**Exercise objective**
Copy out every line of the data that has the word "McClellan" somewhere in it.

**Available data**
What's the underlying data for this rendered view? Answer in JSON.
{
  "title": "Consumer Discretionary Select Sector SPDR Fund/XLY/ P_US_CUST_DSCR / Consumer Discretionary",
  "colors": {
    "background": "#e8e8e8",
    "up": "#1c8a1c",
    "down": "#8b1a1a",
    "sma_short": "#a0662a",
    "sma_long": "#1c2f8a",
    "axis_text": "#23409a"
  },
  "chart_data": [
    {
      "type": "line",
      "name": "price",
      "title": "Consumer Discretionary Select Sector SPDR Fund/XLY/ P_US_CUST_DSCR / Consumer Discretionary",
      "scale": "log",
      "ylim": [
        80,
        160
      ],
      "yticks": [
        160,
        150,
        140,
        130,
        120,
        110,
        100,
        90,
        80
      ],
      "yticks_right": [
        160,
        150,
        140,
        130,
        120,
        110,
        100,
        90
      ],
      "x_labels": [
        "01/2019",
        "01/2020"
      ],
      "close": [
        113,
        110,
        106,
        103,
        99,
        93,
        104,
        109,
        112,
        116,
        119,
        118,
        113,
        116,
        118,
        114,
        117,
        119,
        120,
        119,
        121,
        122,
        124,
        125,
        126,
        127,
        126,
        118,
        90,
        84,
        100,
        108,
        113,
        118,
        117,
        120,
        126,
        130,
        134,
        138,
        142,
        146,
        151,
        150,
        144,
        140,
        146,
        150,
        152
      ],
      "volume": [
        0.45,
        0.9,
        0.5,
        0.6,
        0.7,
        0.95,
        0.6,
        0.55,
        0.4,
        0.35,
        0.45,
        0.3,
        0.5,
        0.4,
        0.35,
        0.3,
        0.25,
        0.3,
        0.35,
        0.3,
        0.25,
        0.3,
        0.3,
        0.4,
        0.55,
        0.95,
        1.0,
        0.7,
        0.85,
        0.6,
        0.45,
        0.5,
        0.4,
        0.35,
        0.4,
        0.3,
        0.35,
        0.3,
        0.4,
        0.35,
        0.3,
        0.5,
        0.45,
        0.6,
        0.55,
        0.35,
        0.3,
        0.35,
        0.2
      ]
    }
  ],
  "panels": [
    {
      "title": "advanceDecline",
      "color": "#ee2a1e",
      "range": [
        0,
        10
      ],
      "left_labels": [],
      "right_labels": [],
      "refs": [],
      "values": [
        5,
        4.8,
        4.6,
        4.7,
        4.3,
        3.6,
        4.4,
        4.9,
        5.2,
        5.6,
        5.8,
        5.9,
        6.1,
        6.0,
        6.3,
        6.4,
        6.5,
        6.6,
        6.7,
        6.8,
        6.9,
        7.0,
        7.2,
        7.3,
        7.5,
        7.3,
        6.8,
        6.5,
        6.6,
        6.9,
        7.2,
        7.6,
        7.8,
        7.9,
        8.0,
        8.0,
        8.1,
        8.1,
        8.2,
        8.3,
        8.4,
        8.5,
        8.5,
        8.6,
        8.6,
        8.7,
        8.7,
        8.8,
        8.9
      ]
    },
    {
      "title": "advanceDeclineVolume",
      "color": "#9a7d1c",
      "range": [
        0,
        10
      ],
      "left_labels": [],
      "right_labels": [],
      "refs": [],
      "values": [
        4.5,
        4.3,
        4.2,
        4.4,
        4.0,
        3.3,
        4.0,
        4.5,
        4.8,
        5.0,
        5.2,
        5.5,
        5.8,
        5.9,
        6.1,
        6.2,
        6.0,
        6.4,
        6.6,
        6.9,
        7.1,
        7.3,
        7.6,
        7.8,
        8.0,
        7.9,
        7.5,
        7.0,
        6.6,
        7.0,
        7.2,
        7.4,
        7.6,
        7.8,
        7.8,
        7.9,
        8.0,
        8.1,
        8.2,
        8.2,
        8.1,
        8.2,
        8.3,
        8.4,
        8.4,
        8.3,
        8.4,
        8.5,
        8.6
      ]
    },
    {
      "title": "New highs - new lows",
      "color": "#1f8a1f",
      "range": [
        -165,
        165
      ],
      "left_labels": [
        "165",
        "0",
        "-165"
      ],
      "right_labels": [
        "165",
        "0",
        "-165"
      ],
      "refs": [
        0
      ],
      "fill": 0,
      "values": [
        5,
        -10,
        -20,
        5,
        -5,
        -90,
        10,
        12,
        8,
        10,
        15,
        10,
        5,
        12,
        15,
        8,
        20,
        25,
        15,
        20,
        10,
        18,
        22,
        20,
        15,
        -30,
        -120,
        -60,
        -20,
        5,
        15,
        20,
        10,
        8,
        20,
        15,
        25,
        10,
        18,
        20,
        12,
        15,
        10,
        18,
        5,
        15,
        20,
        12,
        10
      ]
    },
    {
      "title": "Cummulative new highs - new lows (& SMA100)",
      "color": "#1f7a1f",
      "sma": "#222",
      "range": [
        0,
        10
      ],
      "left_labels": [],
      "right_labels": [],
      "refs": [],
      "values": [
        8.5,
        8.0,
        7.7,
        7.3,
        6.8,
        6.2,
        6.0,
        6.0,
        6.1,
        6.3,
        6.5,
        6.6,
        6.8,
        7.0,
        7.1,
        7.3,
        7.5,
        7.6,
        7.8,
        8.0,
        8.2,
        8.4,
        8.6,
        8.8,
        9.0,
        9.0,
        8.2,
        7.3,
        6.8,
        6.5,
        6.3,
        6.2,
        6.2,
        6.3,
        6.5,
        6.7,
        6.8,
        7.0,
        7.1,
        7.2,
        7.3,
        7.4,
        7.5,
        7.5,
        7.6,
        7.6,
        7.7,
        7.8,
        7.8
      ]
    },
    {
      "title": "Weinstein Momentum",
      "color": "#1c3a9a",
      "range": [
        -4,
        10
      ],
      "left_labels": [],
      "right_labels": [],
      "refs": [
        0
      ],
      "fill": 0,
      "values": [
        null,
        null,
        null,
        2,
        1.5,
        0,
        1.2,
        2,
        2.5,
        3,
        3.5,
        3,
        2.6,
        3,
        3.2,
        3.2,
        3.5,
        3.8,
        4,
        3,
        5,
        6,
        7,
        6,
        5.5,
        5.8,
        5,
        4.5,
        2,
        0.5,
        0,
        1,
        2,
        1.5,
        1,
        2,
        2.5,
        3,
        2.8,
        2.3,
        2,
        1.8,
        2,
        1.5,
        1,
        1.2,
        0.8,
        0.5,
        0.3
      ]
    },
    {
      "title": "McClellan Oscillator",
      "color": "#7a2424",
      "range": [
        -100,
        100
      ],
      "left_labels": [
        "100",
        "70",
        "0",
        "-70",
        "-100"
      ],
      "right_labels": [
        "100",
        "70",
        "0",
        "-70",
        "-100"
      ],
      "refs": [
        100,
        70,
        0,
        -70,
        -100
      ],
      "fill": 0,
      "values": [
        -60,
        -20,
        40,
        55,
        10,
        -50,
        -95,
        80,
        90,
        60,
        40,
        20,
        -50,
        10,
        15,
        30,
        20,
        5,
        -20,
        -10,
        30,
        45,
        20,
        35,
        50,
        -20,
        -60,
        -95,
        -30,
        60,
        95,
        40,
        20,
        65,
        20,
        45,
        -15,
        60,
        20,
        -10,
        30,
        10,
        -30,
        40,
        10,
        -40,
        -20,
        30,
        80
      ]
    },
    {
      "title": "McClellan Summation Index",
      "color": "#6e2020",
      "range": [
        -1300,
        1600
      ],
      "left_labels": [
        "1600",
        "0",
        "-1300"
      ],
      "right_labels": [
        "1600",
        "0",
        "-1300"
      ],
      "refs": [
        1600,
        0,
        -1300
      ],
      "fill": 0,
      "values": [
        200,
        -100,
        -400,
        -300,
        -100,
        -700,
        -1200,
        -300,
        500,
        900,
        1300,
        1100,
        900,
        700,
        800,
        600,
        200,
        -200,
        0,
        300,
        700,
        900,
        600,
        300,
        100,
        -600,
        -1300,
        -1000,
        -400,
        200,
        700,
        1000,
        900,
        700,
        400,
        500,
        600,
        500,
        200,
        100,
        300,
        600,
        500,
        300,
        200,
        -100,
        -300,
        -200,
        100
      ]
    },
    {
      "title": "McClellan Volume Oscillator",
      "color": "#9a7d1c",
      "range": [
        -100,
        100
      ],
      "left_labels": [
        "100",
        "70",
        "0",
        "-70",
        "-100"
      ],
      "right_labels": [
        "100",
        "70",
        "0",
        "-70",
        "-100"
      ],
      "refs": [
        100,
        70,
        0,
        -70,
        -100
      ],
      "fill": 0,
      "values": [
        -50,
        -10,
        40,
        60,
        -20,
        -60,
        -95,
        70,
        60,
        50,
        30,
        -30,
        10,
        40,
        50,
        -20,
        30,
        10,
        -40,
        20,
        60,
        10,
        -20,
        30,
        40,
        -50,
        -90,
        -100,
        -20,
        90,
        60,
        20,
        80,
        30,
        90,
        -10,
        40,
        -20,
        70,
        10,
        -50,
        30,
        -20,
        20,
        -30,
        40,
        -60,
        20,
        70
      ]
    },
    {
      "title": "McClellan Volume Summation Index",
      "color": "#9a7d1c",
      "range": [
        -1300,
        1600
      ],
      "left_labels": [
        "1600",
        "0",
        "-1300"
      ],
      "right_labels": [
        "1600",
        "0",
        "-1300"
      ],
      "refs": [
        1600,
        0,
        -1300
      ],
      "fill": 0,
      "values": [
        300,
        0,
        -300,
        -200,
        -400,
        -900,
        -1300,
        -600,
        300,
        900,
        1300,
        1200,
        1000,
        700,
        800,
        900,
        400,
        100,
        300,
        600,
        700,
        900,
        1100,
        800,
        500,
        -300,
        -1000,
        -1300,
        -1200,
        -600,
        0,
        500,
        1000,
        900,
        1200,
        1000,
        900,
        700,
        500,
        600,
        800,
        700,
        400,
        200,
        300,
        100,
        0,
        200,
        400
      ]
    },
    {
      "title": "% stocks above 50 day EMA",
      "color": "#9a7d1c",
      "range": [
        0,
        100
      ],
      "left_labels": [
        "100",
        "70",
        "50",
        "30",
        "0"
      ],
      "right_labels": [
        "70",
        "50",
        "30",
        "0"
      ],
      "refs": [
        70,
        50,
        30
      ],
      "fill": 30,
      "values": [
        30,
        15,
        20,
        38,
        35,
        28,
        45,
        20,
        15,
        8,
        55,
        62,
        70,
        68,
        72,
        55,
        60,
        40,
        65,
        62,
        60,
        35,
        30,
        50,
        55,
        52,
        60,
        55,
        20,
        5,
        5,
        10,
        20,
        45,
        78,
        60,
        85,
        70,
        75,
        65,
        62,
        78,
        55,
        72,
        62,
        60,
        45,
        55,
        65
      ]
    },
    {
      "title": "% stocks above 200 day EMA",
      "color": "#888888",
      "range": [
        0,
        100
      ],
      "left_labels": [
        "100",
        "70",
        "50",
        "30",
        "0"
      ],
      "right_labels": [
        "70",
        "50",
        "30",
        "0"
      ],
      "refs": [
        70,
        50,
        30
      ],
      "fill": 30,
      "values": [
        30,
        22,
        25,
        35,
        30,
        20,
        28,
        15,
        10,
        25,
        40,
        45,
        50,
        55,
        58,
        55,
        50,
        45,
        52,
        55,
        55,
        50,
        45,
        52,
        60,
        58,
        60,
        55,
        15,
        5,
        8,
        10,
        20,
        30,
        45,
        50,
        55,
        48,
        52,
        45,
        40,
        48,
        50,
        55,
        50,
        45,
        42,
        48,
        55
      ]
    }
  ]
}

**Answer to this task**
      "title": "McClellan Oscillator",
      "title": "McClellan Summation Index",
      "title": "McClellan Volume Oscillator",
      "title": "McClellan Volume Summation Index",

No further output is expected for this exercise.